● **Excerpts from an interface dataset**

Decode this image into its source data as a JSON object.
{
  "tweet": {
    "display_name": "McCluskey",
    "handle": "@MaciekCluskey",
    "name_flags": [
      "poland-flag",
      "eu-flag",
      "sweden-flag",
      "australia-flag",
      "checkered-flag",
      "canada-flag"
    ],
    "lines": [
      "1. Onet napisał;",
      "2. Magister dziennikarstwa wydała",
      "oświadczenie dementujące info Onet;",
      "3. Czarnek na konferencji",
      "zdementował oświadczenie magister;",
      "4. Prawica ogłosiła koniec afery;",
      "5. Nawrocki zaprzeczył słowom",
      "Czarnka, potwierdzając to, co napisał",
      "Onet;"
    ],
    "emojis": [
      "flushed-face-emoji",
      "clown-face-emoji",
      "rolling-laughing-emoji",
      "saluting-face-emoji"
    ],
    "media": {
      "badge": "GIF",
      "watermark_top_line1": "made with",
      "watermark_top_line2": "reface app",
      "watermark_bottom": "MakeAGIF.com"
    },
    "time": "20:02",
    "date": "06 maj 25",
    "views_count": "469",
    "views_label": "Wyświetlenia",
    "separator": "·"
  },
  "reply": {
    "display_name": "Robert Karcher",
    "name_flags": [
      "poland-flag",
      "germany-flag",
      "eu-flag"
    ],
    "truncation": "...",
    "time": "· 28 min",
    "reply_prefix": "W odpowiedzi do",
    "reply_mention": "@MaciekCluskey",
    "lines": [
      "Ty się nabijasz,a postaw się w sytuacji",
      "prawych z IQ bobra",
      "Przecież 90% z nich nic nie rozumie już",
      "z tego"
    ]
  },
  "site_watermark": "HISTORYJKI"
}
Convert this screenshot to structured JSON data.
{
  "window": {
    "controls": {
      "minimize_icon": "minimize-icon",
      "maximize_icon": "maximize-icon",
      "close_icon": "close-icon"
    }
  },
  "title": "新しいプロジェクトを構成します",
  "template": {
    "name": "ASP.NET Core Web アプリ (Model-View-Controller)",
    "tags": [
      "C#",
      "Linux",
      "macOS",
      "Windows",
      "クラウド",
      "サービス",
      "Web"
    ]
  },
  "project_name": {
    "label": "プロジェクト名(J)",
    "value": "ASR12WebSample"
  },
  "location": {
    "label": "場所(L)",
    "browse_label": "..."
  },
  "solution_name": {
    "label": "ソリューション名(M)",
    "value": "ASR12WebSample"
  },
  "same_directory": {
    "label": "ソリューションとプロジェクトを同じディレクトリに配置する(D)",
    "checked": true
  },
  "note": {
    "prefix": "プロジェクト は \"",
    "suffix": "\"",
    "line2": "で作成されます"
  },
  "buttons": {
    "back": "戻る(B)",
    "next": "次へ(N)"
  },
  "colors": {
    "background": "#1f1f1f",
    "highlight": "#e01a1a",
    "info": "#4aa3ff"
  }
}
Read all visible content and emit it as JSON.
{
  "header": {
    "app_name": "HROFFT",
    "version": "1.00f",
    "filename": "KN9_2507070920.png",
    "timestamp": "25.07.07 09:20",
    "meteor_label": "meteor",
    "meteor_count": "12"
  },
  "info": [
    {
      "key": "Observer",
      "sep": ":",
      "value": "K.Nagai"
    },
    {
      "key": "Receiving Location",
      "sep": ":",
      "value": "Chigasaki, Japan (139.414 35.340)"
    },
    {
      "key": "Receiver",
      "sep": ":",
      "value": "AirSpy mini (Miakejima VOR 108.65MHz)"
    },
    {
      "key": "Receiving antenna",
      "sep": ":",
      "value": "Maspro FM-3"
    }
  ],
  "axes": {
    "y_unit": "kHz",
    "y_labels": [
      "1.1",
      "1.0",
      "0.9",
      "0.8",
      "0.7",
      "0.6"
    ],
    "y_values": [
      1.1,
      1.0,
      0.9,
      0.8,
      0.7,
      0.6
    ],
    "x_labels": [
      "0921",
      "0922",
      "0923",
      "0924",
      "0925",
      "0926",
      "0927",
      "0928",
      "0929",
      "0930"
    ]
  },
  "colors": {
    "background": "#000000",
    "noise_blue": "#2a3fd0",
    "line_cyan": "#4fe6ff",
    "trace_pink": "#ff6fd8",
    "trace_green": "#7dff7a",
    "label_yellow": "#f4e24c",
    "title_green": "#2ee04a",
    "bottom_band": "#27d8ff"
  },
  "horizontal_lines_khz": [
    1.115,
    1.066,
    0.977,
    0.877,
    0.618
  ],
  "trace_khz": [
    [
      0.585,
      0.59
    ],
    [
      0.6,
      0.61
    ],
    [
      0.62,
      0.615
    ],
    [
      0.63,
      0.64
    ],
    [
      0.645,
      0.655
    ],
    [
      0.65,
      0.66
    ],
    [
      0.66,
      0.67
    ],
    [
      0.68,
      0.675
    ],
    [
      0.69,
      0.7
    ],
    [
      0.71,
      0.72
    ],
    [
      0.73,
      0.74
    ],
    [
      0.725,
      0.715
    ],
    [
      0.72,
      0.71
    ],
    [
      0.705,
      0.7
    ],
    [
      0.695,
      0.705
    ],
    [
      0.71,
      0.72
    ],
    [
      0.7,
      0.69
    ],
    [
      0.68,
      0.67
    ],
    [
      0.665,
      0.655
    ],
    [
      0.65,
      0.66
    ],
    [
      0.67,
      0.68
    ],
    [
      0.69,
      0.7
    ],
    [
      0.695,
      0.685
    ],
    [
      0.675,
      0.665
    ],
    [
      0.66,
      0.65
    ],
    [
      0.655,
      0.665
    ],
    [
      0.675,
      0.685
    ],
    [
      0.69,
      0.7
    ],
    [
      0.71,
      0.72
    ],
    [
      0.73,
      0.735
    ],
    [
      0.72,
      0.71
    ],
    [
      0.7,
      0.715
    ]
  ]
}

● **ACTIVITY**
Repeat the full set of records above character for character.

● **RESPONSE BELOW**
Decode this image into its source data as a JSON object.
{
  "tweet": {
    "display_name": "McCluskey",
    "handle": "@MaciekCluskey",
    "name_flags": [
      "poland-flag",
      "eu-flag",
      "sweden-flag",
      "australia-flag",
      "checkered-flag",
      "canada-flag"
    ],
    "lines": [
      "1. Onet napisał;",
      "2. Magister dziennikarstwa wydała",
      "oświadczenie dementujące info Onet;",
      "3. Czarnek na konferencji",
      "zdementował oświadczenie magister;",
      "4. Prawica ogłosiła koniec afery;",
      "5. Nawrocki zaprzeczył słowom",
      "Czarnka, potwierdzając to, co napisał",
      "Onet;"
    ],
    "emojis": [
      "flushed-face-emoji",
      "clown-face-emoji",
      "rolling-laughing-emoji",
      "saluting-face-emoji"
    ],
    "media": {
      "badge": "GIF",
      "watermark_top_line1": "made with",
      "watermark_top_line2": "reface app",
      "watermark_bottom": "MakeAGIF.com"
    },
    "time": "20:02",
    "date": "06 maj 25",
    "views_count": "469",
    "views_label": "Wyświetlenia",
    "separator": "·"
  },
  "reply": {
    "display_name": "Robert Karcher",
    "name_flags": [
      "poland-flag",
      "germany-flag",
      "eu-flag"
    ],
    "truncation": "...",
    "time": "· 28 min",
    "reply_prefix": "W odpowiedzi do",
    "reply_mention": "@MaciekCluskey",
    "lines": [
      "Ty się nabijasz,a postaw się w sytuacji",
      "prawych z IQ bobra",
      "Przecież 90% z nich nic nie rozumie już",
      "z tego"
    ]
  },
  "site_watermark": "HISTORYJKI"
}
Convert this screenshot to structured JSON data.
{
  "window": {
    "controls": {
      "minimize_icon": "minimize-icon",
      "maximize_icon": "maximize-icon",
      "close_icon": "close-icon"
    }
  },
  "title": "新しいプロジェクトを構成します",
  "template": {
    "name": "ASP.NET Core Web アプリ (Model-View-Controller)",
    "tags": [
      "C#",
      "Linux",
      "macOS",
      "Windows",
      "クラウド",
      "サービス",
      "Web"
    ]
  },
  "project_name": {
    "label": "プロジェクト名(J)",
    "value": "ASR12WebSample"
  },
  "location": {
    "label": "場所(L)",
    "browse_label": "..."
  },
  "solution_name": {
    "label": "ソリューション名(M)",
    "value": "ASR12WebSample"
  },
  "same_directory": {
    "label": "ソリューションとプロジェクトを同じディレクトリに配置する(D)",
    "checked": true
  },
  "note": {
    "prefix": "プロジェクト は \"",
    "suffix": "\"",
    "line2": "で作成されます"
  },
  "buttons": {
    "back": "戻る(B)",
    "next": "次へ(N)"
  },
  "colors": {
    "background": "#1f1f1f",
    "highlight": "#e01a1a",
    "info": "#4aa3ff"
  }
}
Read all visible content and emit it as JSON.
{
  "header": {
    "app_name": "HROFFT",
    "version": "1.00f",
    "filename": "KN9_2507070920.png",
    "timestamp": "25.07.07 09:20",
    "meteor_label": "meteor",
    "meteor_count": "12"
  },
  "info": [
    {
      "key": "Observer",
      "sep": ":",
      "value": "K.Nagai"
    },
    {
      "key": "Receiving Location",
      "sep": ":",
      "value": "Chigasaki, Japan (139.414 35.340)"
    },
    {
      "key": "Receiver",
      "sep": ":",
      "value": "AirSpy mini (Miakejima VOR 108.65MHz)"
    },
    {
      "key": "Receiving antenna",
      "sep": ":",
      "value": "Maspro FM-3"
    }
  ],
  "axes": {
    "y_unit": "kHz",
    "y_labels": [
      "1.1",
      "1.0",
      "0.9",
      "0.8",
      "0.7",
      "0.6"
    ],
    "y_values": [
      1.1,
      1.0,
      0.9,
      0.8,
      0.7,
      0.6
    ],
    "x_labels": [
      "0921",
      "0922",
      "0923",
      "0924",
      "0925",
      "0926",
      "0927",
      "0928",
      "0929",
      "0930"
    ]
  },
  "colors": {
    "background": "#000000",
    "noise_blue": "#2a3fd0",
    "line_cyan": "#4fe6ff",
    "trace_pink": "#ff6fd8",
    "trace_green": "#7dff7a",
    "label_yellow": "#f4e24c",
    "title_green": "#2ee04a",
    "bottom_band": "#27d8ff"
  },
  "horizontal_lines_khz": [
    1.115,
    1.066,
    0.977,
    0.877,
    0.618
  ],
  "trace_khz": [
    [
      0.585,
      0.59
    ],
    [
      0.6,
      0.61
    ],
    [
      0.62,
      0.615
    ],
    [
      0.63,
      0.64
    ],
    [
      0.645,
      0.655
    ],
    [
      0.65,
      0.66
    ],
    [
      0.66,
      0.67
    ],
    [
      0.68,
      0.675
    ],
    [
      0.69,
      0.7
    ],
    [
      0.71,
      0.72
    ],
    [
      0.73,
      0.74
    ],
    [
      0.725,
      0.715
    ],
    [
      0.72,
      0.71
    ],
    [
      0.705,
      0.7
    ],
    [
      0.695,
      0.705
    ],
    [
      0.71,
      0.72
    ],
    [
      0.7,
      0.69
    ],
    [
      0.68,
      0.67
    ],
    [
      0.665,
      0.655
    ],
    [
      0.65,
      0.66
    ],
    [
      0.67,
      0.68
    ],
    [
      0.69,
      0.7
    ],
    [
      0.695,
      0.685
    ],
    [
      0.675,
      0.665
    ],
    [
      0.66,
      0.65
    ],
    [
      0.655,
      0.665
    ],
    [
      0.675,
      0.685
    ],
    [
      0.69,
      0.7
    ],
    [
      0.71,
      0.72
    ],
    [
      0.73,
      0.735
    ],
    [
      0.72,
      0.71
    ],
    [
      0.7,
      0.715
    ]
  ]
}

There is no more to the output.